RTL has now put shock wave therapy TPS at the center of hope for the millions of patient:in as part of World Alzheimer’s Day 2023. Thus, the channel reported in several formats, including the main news “RTL Aktuell”, about those two new therapy options for Alzheimer’s dementia, which are currently the most talked about: The shock wave brain stimulation procedure Transcranial Pulse Stimulation (TPS) and anti-body medications such as Lecanemab.
RTL broadcast on this topic from the Neurocenter of the University Hospital Bonn (UBK) and interviewed my colleague, the renowned researcher Prof. Dr. med. Ullrich Wüllner, Director of the Clinic for Neurodegenerative Diseases, and also let a patient and his partner have their say in this report.

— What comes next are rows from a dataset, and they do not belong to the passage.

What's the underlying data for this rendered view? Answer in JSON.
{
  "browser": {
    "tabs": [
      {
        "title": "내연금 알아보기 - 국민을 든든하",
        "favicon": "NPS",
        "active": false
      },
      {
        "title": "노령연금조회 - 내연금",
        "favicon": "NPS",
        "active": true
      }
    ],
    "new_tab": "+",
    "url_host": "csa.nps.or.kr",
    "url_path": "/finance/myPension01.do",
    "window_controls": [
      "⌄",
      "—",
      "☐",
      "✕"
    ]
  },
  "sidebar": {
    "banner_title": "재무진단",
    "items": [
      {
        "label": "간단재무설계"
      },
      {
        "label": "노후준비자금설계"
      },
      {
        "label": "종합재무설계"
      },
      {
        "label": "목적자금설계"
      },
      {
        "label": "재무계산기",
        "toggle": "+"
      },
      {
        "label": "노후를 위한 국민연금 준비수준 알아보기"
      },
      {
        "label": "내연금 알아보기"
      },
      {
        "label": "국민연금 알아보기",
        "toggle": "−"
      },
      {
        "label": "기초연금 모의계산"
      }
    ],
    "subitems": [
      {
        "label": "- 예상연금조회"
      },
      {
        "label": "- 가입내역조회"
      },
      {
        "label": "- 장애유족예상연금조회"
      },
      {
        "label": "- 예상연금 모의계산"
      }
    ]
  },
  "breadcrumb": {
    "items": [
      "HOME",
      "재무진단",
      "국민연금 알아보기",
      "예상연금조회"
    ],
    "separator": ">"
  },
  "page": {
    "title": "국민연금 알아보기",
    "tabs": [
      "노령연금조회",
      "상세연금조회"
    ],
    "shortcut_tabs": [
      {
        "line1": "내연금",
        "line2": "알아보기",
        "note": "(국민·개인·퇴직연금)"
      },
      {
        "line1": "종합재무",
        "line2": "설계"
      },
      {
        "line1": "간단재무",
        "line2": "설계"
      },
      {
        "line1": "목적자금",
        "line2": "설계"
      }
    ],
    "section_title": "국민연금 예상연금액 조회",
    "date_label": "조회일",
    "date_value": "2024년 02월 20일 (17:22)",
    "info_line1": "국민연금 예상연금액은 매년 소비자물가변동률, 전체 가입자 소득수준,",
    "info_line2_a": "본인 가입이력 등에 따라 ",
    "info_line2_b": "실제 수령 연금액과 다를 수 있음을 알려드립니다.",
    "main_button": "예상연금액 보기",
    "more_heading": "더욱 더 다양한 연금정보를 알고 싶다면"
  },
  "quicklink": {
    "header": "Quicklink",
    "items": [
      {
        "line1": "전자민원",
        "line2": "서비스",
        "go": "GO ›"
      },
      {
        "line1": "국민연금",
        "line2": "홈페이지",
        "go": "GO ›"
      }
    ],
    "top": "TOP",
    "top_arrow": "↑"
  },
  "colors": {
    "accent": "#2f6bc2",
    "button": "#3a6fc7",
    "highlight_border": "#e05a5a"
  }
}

Prof. Wüllner and his team are researching transcranial pulse stimulation and see Alzheimer’s shock wave therapy as a good treatment option for Alzheimer’s patients: In the case of the interviewed patient, for example, the symptoms of Alzheimer’s disease have improved significantly; he and his partner speak of a miracle.
Alzheimer’s shock wave therapy TPS: stable course, patient feels “like new”
Prof. Wüllner emphatically summarizes in the interview, “We actually observe a stable course in two-thirds of our patients. That is, mental performance, as measured by neurological testing, does not get worse!”
At the German Center for Neurodegenerative Diseases (DZNE) Research Center in Bonn, research is also being conducted on new antibody drugs such as lecanemab as part of clinical trials. With some Patient:innen, however, it comes to severe side effects such as brain hemorrhages. The current aim is to find out which patients could benefit from the antibody therapy, the preparations of which have not yet been approved in Europe. Prof. Wüllner: “We need more personalized medicine. The anti-bodies don’t work the same for every affected person.”
New therapies can significantly improve the lives of many Alzheimer’s patients
Of course, all promising new therapies still need to be studied in large clinical trials. But with early diagnosis and treatment options such as shock wave therapy transcranial pulse stimulation, the lives of many Alzheimer’s patients:in the future may be significantly improved, according to the report.
The following link leads to the article in the news program “RTL Aktuell” from September 21, 2023: